No hot water in my Paris rental apartment

Photo of author

By Christopher Elliott

When the hot water doesn’t work in your hotel room, you call the front desk and with any luck, it gets fixed. But what if you’re in a rental apartment?

That’s the situation faced by Amy Maas when she rented a flat in Paris a few weeks ago through

“Upon our arrival we realized there was no hot water and notified the owner,” she says. “Although we were led to believe it would be fixed, we spent the duration of our trip without any hot water or ability to shower or bathe normally.”


The challenges of property misrepresentation

Good thing Maas paid extra for HomeAway’s Rent With Confidence guarantee, which, among other things, protects you if “the property is misrepresented.”

And the apartment was represented as having a working bathroom, which it did not.

HomeAway would not reimburse Maas for a claim on the apartment rental she made under the guarantee. Indeed, under section 2 c) of the terms and conditions, a “temporary defect of or within the subject property or attached services (such as failure of the air conditioning or swimming pool)” is excluded.

“We also attempted to place a review on the website but discovered that the owners control what gets posted, making reviews in general worthless,” she says.

Flying Angels provide medical transport anywhere in the world on commercial airlines with a Flight Nurse or Doctor. A Flight Coordinator handles the logistics. The client receives care during the entire transport—bedside to bedside.

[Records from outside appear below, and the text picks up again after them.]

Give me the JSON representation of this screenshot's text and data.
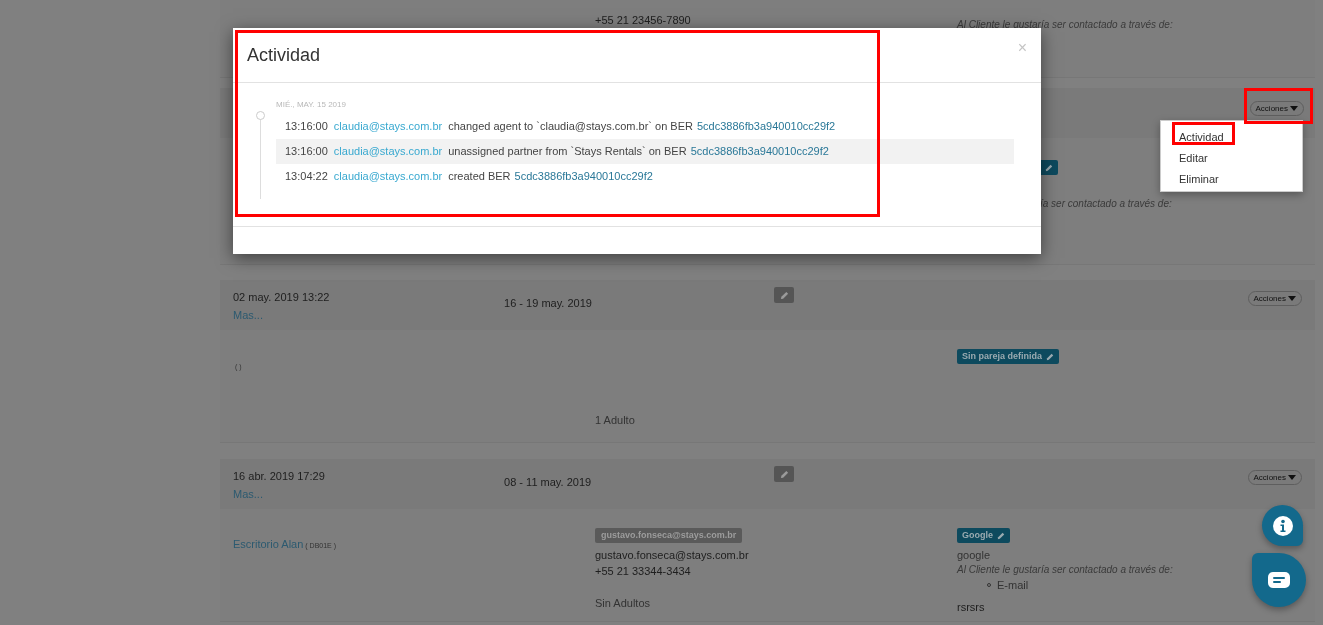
{
  "top_record": {
    "phone": "+55 21 23456-7890",
    "contact_note": "Al Cliente le gustaría ser contactado a través de:"
  },
  "partial_record": {
    "actions_button": "Acciones",
    "contact_note": "ía ser contactado a través de:"
  },
  "records": [
    {
      "created": "02 may. 2019 13:22",
      "more_link": "Mas...",
      "dates": "16 - 19 may. 2019",
      "actions_button": "Acciones",
      "property_code": "( )",
      "guests": "1 Adulto",
      "partner_badge": "Sin pareja definida"
    },
    {
      "created": "16 abr. 2019 17:29",
      "more_link": "Mas...",
      "dates": "08 - 11 may. 2019",
      "actions_button": "Acciones",
      "property_name": "Escritorio Alan",
      "property_code": "( DB01E )",
      "agent_badge": "gustavo.fonseca@stays.com.br",
      "email": "gustavo.fonseca@stays.com.br",
      "phone": "+55 21 33344-3434",
      "guests": "Sin Adultos",
      "partner_badge": "Google",
      "source": "google",
      "contact_note": "Al Cliente le gustaría ser contactado a través de:",
      "contact_methods": [
        "E-mail"
      ],
      "notes": "rsrsrs"
    }
  ],
  "modal": {
    "title": "Actividad",
    "close": "×",
    "day": "MIÉ., MAY. 15 2019",
    "entries": [
      {
        "time": "13:16:00",
        "user": "claudia@stays.com.br",
        "action": "changed agent to `claudia@stays.com.br` on BER",
        "ber": "5cdc3886fb3a940010cc29f2",
        "selected": false
      },
      {
        "time": "13:16:00",
        "user": "claudia@stays.com.br",
        "action": "unassigned partner from `Stays Rentals` on BER",
        "ber": "5cdc3886fb3a940010cc29f2",
        "selected": true
      },
      {
        "time": "13:04:22",
        "user": "claudia@stays.com.br",
        "action": "created BER",
        "ber": "5cdc3886fb3a940010cc29f2",
        "selected": false
      }
    ]
  },
  "dropdown": {
    "items": [
      "Actividad",
      "Editar",
      "Eliminar"
    ]
  }
}
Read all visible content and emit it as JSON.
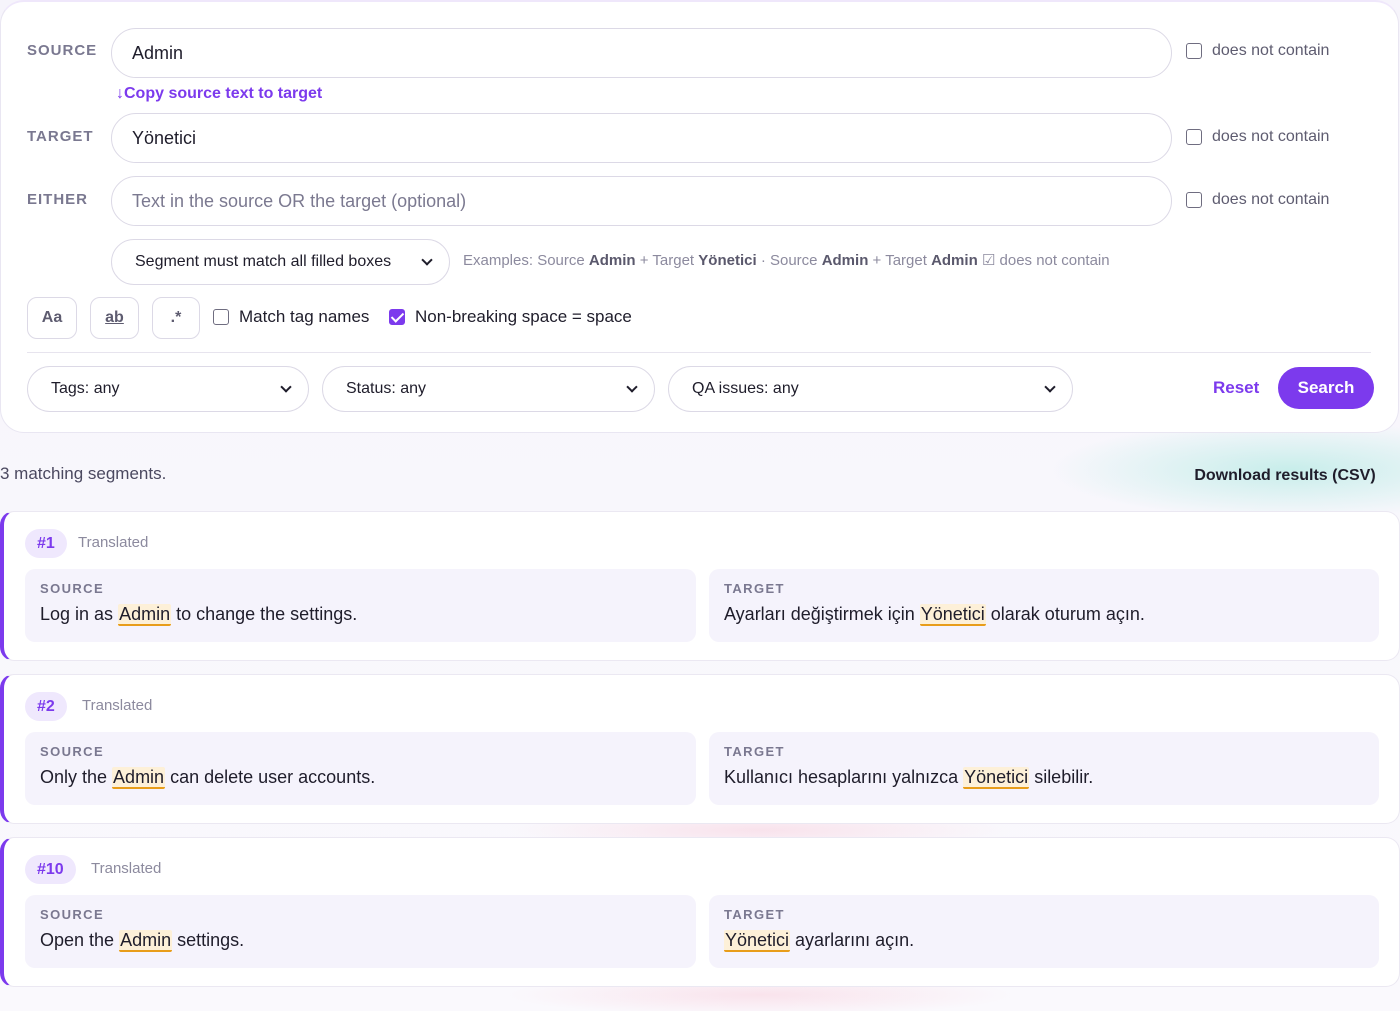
{
  "filters": {
    "source": {
      "label": "SOURCE",
      "value": "Admin",
      "dnc_label": "does not contain",
      "dnc_checked": false
    },
    "copy_link": "↓Copy source text to target",
    "target": {
      "label": "TARGET",
      "value": "Yönetici",
      "dnc_label": "does not contain",
      "dnc_checked": false
    },
    "either": {
      "label": "EITHER",
      "placeholder": "Text in the source OR the target (optional)",
      "dnc_label": "does not contain",
      "dnc_checked": false
    },
    "match_mode": "Segment must match all filled boxes",
    "examples": {
      "prefix": "Examples: Source",
      "ex1_src": "Admin",
      "plus1": "+ Target",
      "ex1_tgt": "Yönetici",
      "sep": "· Source",
      "ex2_src": "Admin",
      "plus2": "+ Target",
      "ex2_tgt": "Admin",
      "suffix": "☑ does not contain"
    },
    "options": {
      "case_btn": "Aa",
      "whole_word_btn": "ab",
      "regex_btn": ".*",
      "match_tag_names": "Match tag names",
      "match_tag_names_checked": false,
      "nbsp": "Non-breaking space = space",
      "nbsp_checked": true
    },
    "tags_select": "Tags: any",
    "status_select": "Status: any",
    "qa_select": "QA issues: any",
    "reset": "Reset",
    "search": "Search"
  },
  "results": {
    "count_text": "3 matching segments.",
    "download": "Download results (CSV)",
    "items": [
      {
        "id": "#1",
        "status": "Translated",
        "source_head": "SOURCE",
        "source_pre": "Log in as ",
        "source_hit": "Admin",
        "source_post": " to change the settings.",
        "target_head": "TARGET",
        "target_pre": "Ayarları değiştirmek için ",
        "target_hit": "Yönetici",
        "target_post": " olarak oturum açın."
      },
      {
        "id": "#2",
        "status": "Translated",
        "source_head": "SOURCE",
        "source_pre": "Only the ",
        "source_hit": "Admin",
        "source_post": " can delete user accounts.",
        "target_head": "TARGET",
        "target_pre": "Kullanıcı hesaplarını yalnızca ",
        "target_hit": "Yönetici",
        "target_post": " silebilir."
      },
      {
        "id": "#10",
        "status": "Translated",
        "source_head": "SOURCE",
        "source_pre": "Open the ",
        "source_hit": "Admin",
        "source_post": " settings.",
        "target_head": "TARGET",
        "target_pre": "",
        "target_hit": "Yönetici",
        "target_post": " ayarlarını açın."
      }
    ]
  },
  "colors": {
    "accent": "#7c3aed",
    "highlight_bg": "#fdf0d8",
    "highlight_line": "#e89d1a"
  }
}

Visit or call 877-265-1085 to speak with a flight coordinator.

(When it comes to ratings, the truth may actually be a little more complicated. I spoke with a VRBO customer yesterday who told me the company’s policies on guest reviews are unevenly applied, but can sometimes favor the owner and sometimes the guest. Another reader pointed to this discussion, which suggests VRBO does allow guests to speak their mind even when they have something negative to say.)

Compensation offered from the rental owner

Maas contacted the owner, who offered a $150 credit and a free night off their next stay in the Paris rental. But she’s unlikely to be able to take advantage of the offer, since this was a “once-in-a-lifetime” trip.

“We felt that a 25 to 50 percent refund would have been more appropriate given the inconvenience. They also had to deal with the plumber for the first two days,” she says. (She was in the apartment for a total of six nights.)

I normally send “no hot water” cases directly to the “dismissed” file, but not this one. Being unable to shower for your entire stay is totally unacceptable. HomeAway shouldn’t allow a substandard apartment in its inventory. And if it does, then it should eliminate the 2 c) exclusion on temporary defects. It should also take some responsibility for its product. (Related: I survived a week in this “charming” Airbnb. Here’s what I learned.)

At the same time, refunding half the rental seems a little rich to me. The $150 credit is pretty generous, but the devil is in the details. If Maas can transfer it to a friend or sell it, then it might have some value. Otherwise, the offer may have been made by a cynical owner who knew she’d never come back to Paris. (Here’s what you need to know before renting your next vacation home.)

This is not an easy one.

Update (Nov. 30): HomeAway has responded to this post.

We have no record of her attempting to post a review on our site and her claim regarding owner control is 100 percent not true. All of the HomeAway U.S. sites feature unbiased traveler reviews, which owners cannot delete or modify in any way. As long as the review complies with our guidelines, then it will be posted.

Owners are, however, given the opportunity to respond to a review, but that does not effect what the traveler posts. In a case like this, it would give the owner the opportunity to say “We’ve since fixed the hot water problem” or something to that extent.

Photo of author

Christopher Elliott

Christopher Elliott is the founder of Elliott Advocacy, a 501(c)(3) nonprofit organization that empowers consumers to solve their problems and helps those who can't. He's the author of numerous books on consumer advocacy and writes three nationally syndicated columns. He also publishes the Elliott Report, a news site for consumers, and Elliott Confidential, a critically acclaimed newsletter about customer service. If you have a consumer problem you can't solve, contact him directly through his advocacy website. You can also follow him on X, Facebook, and LinkedIn, or sign up for his daily newsletter.

Related Posts